Background info on garment sector
The garment and textiles industry employs approximately 550,000 people in the Philippines. The Philippines has daily minimum wages that vary from region to region – the equivalent of between PHP 6283 (US$127) and PHP 11635 (US$236) per month. However, this still falls short of the estimated living wage of PHP 28,996 (US$588) per month. The country’s average minimum wage rate is among the highest in ASEAN.

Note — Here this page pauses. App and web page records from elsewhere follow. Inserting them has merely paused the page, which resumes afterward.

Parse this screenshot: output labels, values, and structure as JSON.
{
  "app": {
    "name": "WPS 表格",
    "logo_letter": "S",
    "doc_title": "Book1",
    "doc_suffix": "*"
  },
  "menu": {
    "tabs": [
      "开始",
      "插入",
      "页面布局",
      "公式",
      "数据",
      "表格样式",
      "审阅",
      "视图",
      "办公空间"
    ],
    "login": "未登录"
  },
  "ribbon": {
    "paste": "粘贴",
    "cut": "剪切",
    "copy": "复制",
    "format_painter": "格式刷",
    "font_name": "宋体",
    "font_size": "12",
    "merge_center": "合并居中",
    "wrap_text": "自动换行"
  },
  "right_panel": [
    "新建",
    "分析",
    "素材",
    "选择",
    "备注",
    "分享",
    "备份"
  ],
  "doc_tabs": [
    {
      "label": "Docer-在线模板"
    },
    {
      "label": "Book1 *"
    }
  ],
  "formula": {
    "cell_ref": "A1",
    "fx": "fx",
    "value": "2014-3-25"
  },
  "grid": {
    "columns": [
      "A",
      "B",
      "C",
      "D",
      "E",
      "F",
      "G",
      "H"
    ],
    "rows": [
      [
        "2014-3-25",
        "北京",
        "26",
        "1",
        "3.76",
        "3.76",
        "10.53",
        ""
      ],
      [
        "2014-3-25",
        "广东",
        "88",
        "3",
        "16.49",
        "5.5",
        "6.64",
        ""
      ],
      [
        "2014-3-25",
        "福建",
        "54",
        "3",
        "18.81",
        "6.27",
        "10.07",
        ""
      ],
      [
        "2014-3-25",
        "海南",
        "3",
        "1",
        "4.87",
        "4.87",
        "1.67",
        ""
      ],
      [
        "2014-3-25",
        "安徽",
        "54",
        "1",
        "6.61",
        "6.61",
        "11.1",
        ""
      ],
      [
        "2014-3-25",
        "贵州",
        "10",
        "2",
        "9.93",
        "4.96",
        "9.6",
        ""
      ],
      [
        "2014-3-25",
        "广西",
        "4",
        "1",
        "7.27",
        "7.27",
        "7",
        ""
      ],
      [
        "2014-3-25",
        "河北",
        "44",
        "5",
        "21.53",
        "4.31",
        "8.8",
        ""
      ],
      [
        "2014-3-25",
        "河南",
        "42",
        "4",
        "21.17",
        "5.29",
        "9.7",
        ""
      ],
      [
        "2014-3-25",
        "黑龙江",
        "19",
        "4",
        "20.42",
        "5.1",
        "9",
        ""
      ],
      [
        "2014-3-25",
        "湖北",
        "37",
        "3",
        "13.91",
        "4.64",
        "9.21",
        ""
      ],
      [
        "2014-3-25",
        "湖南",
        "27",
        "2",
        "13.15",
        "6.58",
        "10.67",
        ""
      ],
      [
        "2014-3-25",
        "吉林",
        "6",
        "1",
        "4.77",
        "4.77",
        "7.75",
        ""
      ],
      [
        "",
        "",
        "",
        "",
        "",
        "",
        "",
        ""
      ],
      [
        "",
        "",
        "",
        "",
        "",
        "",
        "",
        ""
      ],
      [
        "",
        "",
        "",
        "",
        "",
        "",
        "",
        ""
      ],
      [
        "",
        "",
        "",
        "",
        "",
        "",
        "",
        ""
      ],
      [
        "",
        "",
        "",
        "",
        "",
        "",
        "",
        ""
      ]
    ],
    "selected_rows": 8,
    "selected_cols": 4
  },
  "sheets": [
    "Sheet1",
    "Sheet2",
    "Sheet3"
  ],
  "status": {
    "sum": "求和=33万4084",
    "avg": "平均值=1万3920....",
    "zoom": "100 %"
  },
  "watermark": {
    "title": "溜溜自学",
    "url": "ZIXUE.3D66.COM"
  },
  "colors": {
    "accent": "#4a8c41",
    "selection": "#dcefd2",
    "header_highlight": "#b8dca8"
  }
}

To incentivise foreign investment, the Philippines has 12 Special Economic Zones or free port areas and a further 300 proclaimed economic zones spread throughout the country – many of which are designated for manufacturing. The United States represents the largest market for Philippines textile and footwear exports. Brands sourcing from the Philippines on our tracker can be viewed below.
The 2020 ITUC Global Rights Index – which rates countries on a scale from 1 (best) to 5+ (worst) on the degree of respect for workers' rights – rates the Philippines as 5 and among the world’s ten worst countries for workers.
Impacts of pandemic
More than 20,000 workers in the Philippines’ textile, garment and leather goods sector have been laid-off due to the COVID-19 pandemic, and in the absence of an industry recovery plan unions fear this number is set to rise over the next six months. The Confederation of Wearable Exporters of the Philippines reports that over 30% of workers at their member companies have been retrenched due to factory closures as a result of order cancellations and subsequent financial pressures.
Wages & social protections
On March 17, the Department of Labor and Employment issued Department Order No. 209 to implement CAMP – a program to assist workers with financial support of PHP 5,000 (US$101) and employment facilitation through training, job matching and referral. However, labour groups say the program – which has since been closed – prioritised small and medium enterprises meaning tens of thousands of workers did not qualify for assistance. The social security system is also now extending calamity loans to its members. Labour groups are calling on employers to pay wage subsidies of PHP10,000 per month (approx. USD203) to some 200,000 workers affected by the closure of special economic zones during COVID-19 lockdowns.
Labour and human rights violations
In the Philippines, we have tracked reports of the following rights violations of garment workers during the COVID-19 pandemic:
- Unpaid wages [Sejung Apparel Inc.]
- Union-busting in factories [Sports City] [Sejung Apparel Inc.]
- Harsh crackdowns on protests [Sejung Apparel Inc.]
- Union leaders facing threats and intimidation [Sejung Apparel Inc.]
- Lack of PPE/implementation of social distancing in factories [Sports City]
This is not a comprehensive list of violations and cases, full coverage of the impacts of COVID-19 on the Philippines’s garment sector and related industrial disputes can be viewed here. Actions taken by fashion brands sourcing from the Philippines in response to the pandemic can be viewed below.
Demands from local unions & civil society groups
Asia Floor Wage Alliance, WIEGO, HomeNet South Asia and HomeNet South East Asia are calling on brands to make a one-time Supply Chain Relief Contribution equal to 60 days of wages lost for all garment workers in their supply chains – including time-rated, piece-rated, subcontracted and home workers – during the COVID-19 crisis, as a requirement of responsible business practice.
Unions in the Philippines are calling on the government and employers to come up with immediate measures to prevent more job losses and preserve workers’ income; and for income support and assistance for affected workers to be extended.
Click below to find out more information directly from local unions and labour groups:
You can view a list of campaigns and demands by international civil society organisations demands here.
[This is a live tracker we update on an ongoing basis. If you have additional information on these issues please contact us at [email protected] with the subject line ‘COVID-19 Action Tracker’]